ASSIGNED TASK
Your job is to return each record exactly, minus any pictures.

PROVIDED DATA
----------

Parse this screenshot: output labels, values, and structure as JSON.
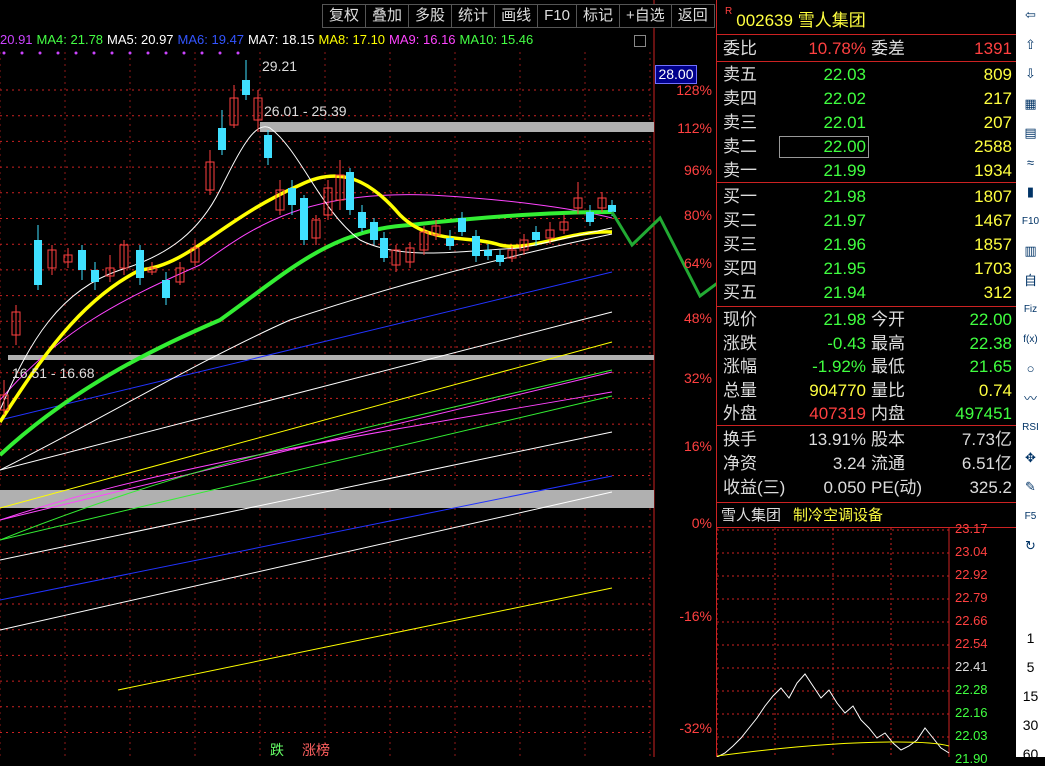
{
  "toolbar": {
    "items": [
      "复权",
      "叠加",
      "多股",
      "统计",
      "画线",
      "F10",
      "标记",
      "+自选",
      "返回"
    ]
  },
  "ma_legend": [
    {
      "label": "20.91",
      "color": "#cc44ff"
    },
    {
      "label": "MA4: 21.78",
      "color": "#44ff44"
    },
    {
      "label": "MA5: 20.97",
      "color": "#ffffff"
    },
    {
      "label": "MA6: 19.47",
      "color": "#3355ff"
    },
    {
      "label": "MA7: 18.15",
      "color": "#ffffff"
    },
    {
      "label": "MA8: 17.10",
      "color": "#ffff00"
    },
    {
      "label": "MA9: 16.16",
      "color": "#ff44ff"
    },
    {
      "label": "MA10: 15.46",
      "color": "#44ff44"
    }
  ],
  "chart": {
    "price_tag": "28.00",
    "pct_axis": [
      "128%",
      "112%",
      "96%",
      "80%",
      "64%",
      "48%",
      "32%",
      "16%",
      "0%",
      "-16%",
      "-32%"
    ],
    "annotations": {
      "high": "29.21",
      "band_top": "26.01 - 25.39",
      "band_mid": "16.51 - 16.68"
    },
    "bottom_tabs": {
      "down": "跌",
      "limit": "涨榜"
    },
    "colors": {
      "up": "#ff4040",
      "down": "#40e0ff",
      "ma_yellow": "#ffff00",
      "ma_green": "#33ee33",
      "band": "#b0b0b0"
    }
  },
  "quote": {
    "code": "002639",
    "name": "雪人集团",
    "badge": "R",
    "weibi": {
      "label": "委比",
      "value": "10.78%",
      "label2": "委差",
      "value2": "1391"
    },
    "asks": [
      {
        "label": "卖五",
        "price": "22.03",
        "vol": "809"
      },
      {
        "label": "卖四",
        "price": "22.02",
        "vol": "217"
      },
      {
        "label": "卖三",
        "price": "22.01",
        "vol": "207"
      },
      {
        "label": "卖二",
        "price": "22.00",
        "vol": "2588"
      },
      {
        "label": "卖一",
        "price": "21.99",
        "vol": "1934"
      }
    ],
    "bids": [
      {
        "label": "买一",
        "price": "21.98",
        "vol": "1807"
      },
      {
        "label": "买二",
        "price": "21.97",
        "vol": "1467"
      },
      {
        "label": "买三",
        "price": "21.96",
        "vol": "1857"
      },
      {
        "label": "买四",
        "price": "21.95",
        "vol": "1703"
      },
      {
        "label": "买五",
        "price": "21.94",
        "vol": "312"
      }
    ],
    "stats": [
      {
        "l": "现价",
        "v": "21.98",
        "vc": "green",
        "l2": "今开",
        "v2": "22.00",
        "v2c": "green"
      },
      {
        "l": "涨跌",
        "v": "-0.43",
        "vc": "green",
        "l2": "最高",
        "v2": "22.38",
        "v2c": "green"
      },
      {
        "l": "涨幅",
        "v": "-1.92%",
        "vc": "green",
        "l2": "最低",
        "v2": "21.65",
        "v2c": "green"
      },
      {
        "l": "总量",
        "v": "904770",
        "vc": "yellow",
        "l2": "量比",
        "v2": "0.74",
        "v2c": "yellow"
      },
      {
        "l": "外盘",
        "v": "407319",
        "vc": "red",
        "l2": "内盘",
        "v2": "497451",
        "v2c": "green"
      }
    ],
    "stats2": [
      {
        "l": "换手",
        "v": "13.91%",
        "l2": "股本",
        "v2": "7.73亿"
      },
      {
        "l": "净资",
        "v": "3.24",
        "l2": "流通",
        "v2": "6.51亿"
      },
      {
        "l": "收益(三)",
        "v": "0.050",
        "l2": "PE(动)",
        "v2": "325.2"
      }
    ],
    "industry": {
      "name": "雪人集团",
      "sector": "制冷空调设备"
    },
    "mini_axis": [
      "23.17",
      "23.04",
      "22.92",
      "22.79",
      "22.66",
      "22.54",
      "22.41",
      "22.28",
      "22.16",
      "22.03",
      "21.90"
    ]
  },
  "sidebar": {
    "icons": [
      "arrow-left-icon",
      "arrow-up-icon",
      "arrow-down-icon",
      "kline-icon",
      "table-icon",
      "line-chart-icon",
      "candle-icon",
      "f10-icon",
      "report-icon",
      "selfselect-icon",
      "fiz-icon",
      "formula-icon",
      "circle-icon",
      "trend-icon",
      "rsi-icon",
      "move-icon",
      "pen-icon",
      "f5-icon",
      "refresh-icon"
    ],
    "icon_text": [
      "⇦",
      "⇧",
      "⇩",
      "▦",
      "▤",
      "≈",
      "▮",
      "F10",
      "▥",
      "自",
      "Fiz",
      "f(x)",
      "○",
      "〰",
      "RSI",
      "✥",
      "✎",
      "F5",
      "↻"
    ],
    "numbers": [
      "1",
      "5",
      "15",
      "30",
      "60"
    ]
  }
}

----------

RESPONSE
Parse this screenshot: output labels, values, and structure as JSON.
{
  "toolbar": {
    "items": [
      "复权",
      "叠加",
      "多股",
      "统计",
      "画线",
      "F10",
      "标记",
      "+自选",
      "返回"
    ]
  },
  "ma_legend": [
    {
      "label": "20.91",
      "color": "#cc44ff"
    },
    {
      "label": "MA4: 21.78",
      "color": "#44ff44"
    },
    {
      "label": "MA5: 20.97",
      "color": "#ffffff"
    },
    {
      "label": "MA6: 19.47",
      "color": "#3355ff"
    },
    {
      "label": "MA7: 18.15",
      "color": "#ffffff"
    },
    {
      "label": "MA8: 17.10",
      "color": "#ffff00"
    },
    {
      "label": "MA9: 16.16",
      "color": "#ff44ff"
    },
    {
      "label": "MA10: 15.46",
      "color": "#44ff44"
    }
  ],
  "chart": {
    "price_tag": "28.00",
    "pct_axis": [
      "128%",
      "112%",
      "96%",
      "80%",
      "64%",
      "48%",
      "32%",
      "16%",
      "0%",
      "-16%",
      "-32%"
    ],
    "annotations": {
      "high": "29.21",
      "band_top": "26.01 - 25.39",
      "band_mid": "16.51 - 16.68"
    },
    "bottom_tabs": {
      "down": "跌",
      "limit": "涨榜"
    },
    "colors": {
      "up": "#ff4040",
      "down": "#40e0ff",
      "ma_yellow": "#ffff00",
      "ma_green": "#33ee33",
      "band": "#b0b0b0"
    }
  },
  "quote": {
    "code": "002639",
    "name": "雪人集团",
    "badge": "R",
    "weibi": {
      "label": "委比",
      "value": "10.78%",
      "label2": "委差",
      "value2": "1391"
    },
    "asks": [
      {
        "label": "卖五",
        "price": "22.03",
        "vol": "809"
      },
      {
        "label": "卖四",
        "price": "22.02",
        "vol": "217"
      },
      {
        "label": "卖三",
        "price": "22.01",
        "vol": "207"
      },
      {
        "label": "卖二",
        "price": "22.00",
        "vol": "2588"
      },
      {
        "label": "卖一",
        "price": "21.99",
        "vol": "1934"
      }
    ],
    "bids": [
      {
        "label": "买一",
        "price": "21.98",
        "vol": "1807"
      },
      {
        "label": "买二",
        "price": "21.97",
        "vol": "1467"
      },
      {
        "label": "买三",
        "price": "21.96",
        "vol": "1857"
      },
      {
        "label": "买四",
        "price": "21.95",
        "vol": "1703"
      },
      {
        "label": "买五",
        "price": "21.94",
        "vol": "312"
      }
    ],
    "stats": [
      {
        "l": "现价",
        "v": "21.98",
        "vc": "green",
        "l2": "今开",
        "v2": "22.00",
        "v2c": "green"
      },
      {
        "l": "涨跌",
        "v": "-0.43",
        "vc": "green",
        "l2": "最高",
        "v2": "22.38",
        "v2c": "green"
      },
      {
        "l": "涨幅",
        "v": "-1.92%",
        "vc": "green",
        "l2": "最低",
        "v2": "21.65",
        "v2c": "green"
      },
      {
        "l": "总量",
        "v": "904770",
        "vc": "yellow",
        "l2": "量比",
        "v2": "0.74",
        "v2c": "yellow"
      },
      {
        "l": "外盘",
        "v": "407319",
        "vc": "red",
        "l2": "内盘",
        "v2": "497451",
        "v2c": "green"
      }
    ],
    "stats2": [
      {
        "l": "换手",
        "v": "13.91%",
        "l2": "股本",
        "v2": "7.73亿"
      },
      {
        "l": "净资",
        "v": "3.24",
        "l2": "流通",
        "v2": "6.51亿"
      },
      {
        "l": "收益(三)",
        "v": "0.050",
        "l2": "PE(动)",
        "v2": "325.2"
      }
    ],
    "industry": {
      "name": "雪人集团",
      "sector": "制冷空调设备"
    },
    "mini_axis": [
      "23.17",
      "23.04",
      "22.92",
      "22.79",
      "22.66",
      "22.54",
      "22.41",
      "22.28",
      "22.16",
      "22.03",
      "21.90"
    ]
  },
  "sidebar": {
    "icons": [
      "arrow-left-icon",
      "arrow-up-icon",
      "arrow-down-icon",
      "kline-icon",
      "table-icon",
      "line-chart-icon",
      "candle-icon",
      "f10-icon",
      "report-icon",
      "selfselect-icon",
      "fiz-icon",
      "formula-icon",
      "circle-icon",
      "trend-icon",
      "rsi-icon",
      "move-icon",
      "pen-icon",
      "f5-icon",
      "refresh-icon"
    ],
    "icon_text": [
      "⇦",
      "⇧",
      "⇩",
      "▦",
      "▤",
      "≈",
      "▮",
      "F10",
      "▥",
      "自",
      "Fiz",
      "f(x)",
      "○",
      "〰",
      "RSI",
      "✥",
      "✎",
      "F5",
      "↻"
    ],
    "numbers": [
      "1",
      "5",
      "15",
      "30",
      "60"
    ]
  }
}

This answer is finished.